Monday, June 25, 2007

New Short Possibilities: MBI and NCT

This is from Deep Survival by Laurence Gonzales:

The stages of getting lost apply to more than just hiking in the woods. A company, such as Xerox, ignores cues from a changing world and from inside its own research facility in Palo Alto and nearly destroys itself. In 1959, Xerox introduced its 914 copier. Fortune said it was "the most successful product ever marketed in America." By 1969, Xerox passed $1 billion in sales. In 1971, flushed with success (an emotional state of high arousal), the company's officers were in a state of deep denial. The world was changing and they weren't taking in any new information... Xerox's leaders had decided to take on IBM, despite all the clear evidence that it would most likely kill them to do so. They were like snowmobilers, flushed with emotion, who went up that hill, despite the clear evidence that it would probably kill them. They were bending the map, too...

Xerox spent $1 billion to purchase a computer company... In the meantime, scientists and engineers at PARC were inventing the mouse, Ethernet, the [GUI], the flat-panel display, and the laser printer. Others got rich off of those inventions. Xerox, busy with its mental models that did not match the real world, saw none of that profit.
I was surprised by the magnitude of this decrease in land prices:

The slowdown in housing construction has led to a sharp fall in residential land prices in the [Minneapolis-St. Paul] metropolitan area, according to a midyear market study by Bloomington-based United Properties.

Values for developable residential land in the metro area are down about 35 percent from 2005, United said... some residential developers were carrying 18- to 36-month supplies of land on their books, compared with a typical four- to six-month supply.

SPF's land positions are in markets that were far more overheated than Minneapolis-St.Paul. They have a high degree of leverage, and the recent revelation that their joint ventures are subject to margin calls and recourse to the company is stunning. Only a fool would buy their stock when you are going to be able to buy lots from them and other builders at a pittance.

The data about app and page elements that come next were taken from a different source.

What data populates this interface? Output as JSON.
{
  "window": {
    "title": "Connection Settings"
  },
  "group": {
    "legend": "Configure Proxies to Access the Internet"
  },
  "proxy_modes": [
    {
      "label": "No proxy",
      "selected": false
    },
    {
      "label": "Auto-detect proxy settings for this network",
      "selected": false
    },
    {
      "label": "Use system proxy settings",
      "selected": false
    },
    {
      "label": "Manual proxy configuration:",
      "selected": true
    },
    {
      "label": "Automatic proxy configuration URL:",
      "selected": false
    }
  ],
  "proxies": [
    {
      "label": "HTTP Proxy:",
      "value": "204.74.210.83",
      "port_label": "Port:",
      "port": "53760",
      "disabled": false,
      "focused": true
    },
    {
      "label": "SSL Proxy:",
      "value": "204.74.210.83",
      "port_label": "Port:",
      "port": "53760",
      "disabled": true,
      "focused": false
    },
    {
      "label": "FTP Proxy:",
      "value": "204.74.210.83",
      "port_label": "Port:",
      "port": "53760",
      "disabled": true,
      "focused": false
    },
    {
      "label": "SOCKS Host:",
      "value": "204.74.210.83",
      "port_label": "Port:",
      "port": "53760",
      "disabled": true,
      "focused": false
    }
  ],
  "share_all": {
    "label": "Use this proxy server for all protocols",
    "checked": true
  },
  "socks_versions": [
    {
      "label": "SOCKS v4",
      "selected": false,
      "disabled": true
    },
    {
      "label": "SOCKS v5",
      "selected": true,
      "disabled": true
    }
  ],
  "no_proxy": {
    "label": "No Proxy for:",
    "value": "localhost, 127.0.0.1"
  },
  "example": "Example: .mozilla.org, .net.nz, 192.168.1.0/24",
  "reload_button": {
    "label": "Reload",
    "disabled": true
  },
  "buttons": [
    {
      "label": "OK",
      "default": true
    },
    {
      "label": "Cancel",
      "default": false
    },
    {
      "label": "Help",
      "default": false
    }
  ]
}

Another name I am paying attention to is MBI. They are an insurance company that guarantees the performance of "municipal bonds, asset-backed and mortgage-backed securities, investor-owned utility bonds, bonds backed by publicly or privately funded public-purpose projects," etc. Mish has given some great MBI coverage on his blog. See also MBI on Seeking Alpha.

The degree of leverage in bond insurers like MBI is astonishing. From their capital base of approximately $7B, they guarantee the performance of over $600 billion in debt.

The great thing about MBI in terms of blow-up potential is that because of the high leverage, you don't need to be very specific about the possible cause. Will it be a few municipal defaults? That would be enough, and every housing collapse has caused some. Or will it be from the mortgage securities?

Take a look at Newcastle (NCT), a REIT of high-yield, asset-backed bonds. It's run by Fortress Investment Group, which gives me pause. You would think they would know what they are doing, but maybe FIG is using this as a vehicle to dump sludge-quality paper on retail investors.

That seems to be what was happening with Everquest Financial, the fund that Bear Stearns was going to IPO. They were essentially forced to cancel it once people recognized the moral hazard problem.

The stock has a 10.4% dividend, which has attracted quite a few yield-hungry investors and funds. It trades at 1.5x book, and it’s levered almost 10:1. Market cap is $1.45B.

My issue is with the credit quality: the securities have a weighted average rating of BBB+.; 41% is rated BELOW BBB- or is unrated, etc.

Worrisome parts of the portfolio:
  • $77M in manufactured housing backed loans.
  • $629M in home equity loans rated BBB+.
  • $978M in unsecured REIT debt rated BBB-.
  • $300M in BB rated commercial loans.
  • $1B in subprime loans.
My final thought today is regarding the perception of a "subprime" menace.

It's wishful thinking to believe that the only problems are with low-FICO, "subprime" borrowers. Eventually, the market will realize that these problems extend to alt-a borrowers and beyond.


Anonymous said...


I've been following your blog for a couple months. Thanks for it. I've been meaning to mention IMH as something that is worth shorting. (Stock was impossible for me to borrow, but deep-in-the-money puts traded with virtually no premium.) It was an Alt-A mortgage REIT that some folks were in denial about. It had what I thought was very suspicious trading patterns and volume. Well today, less than a month after one analyst upgraded it after "reviewing its books very thoroughly" the CEO announced the dividend would be suspended owing to losses from its REO portfolio.

Again, this is an Alt-A REIT. They claimed repeatedly they did not do sub-prime lending... no contangion here, move along please, nothing to see.

Anonymous said...

Whoops, there goes another Alt-A REIT, American Home Mortgage.

I wonder how long before DSL announces similar bad news?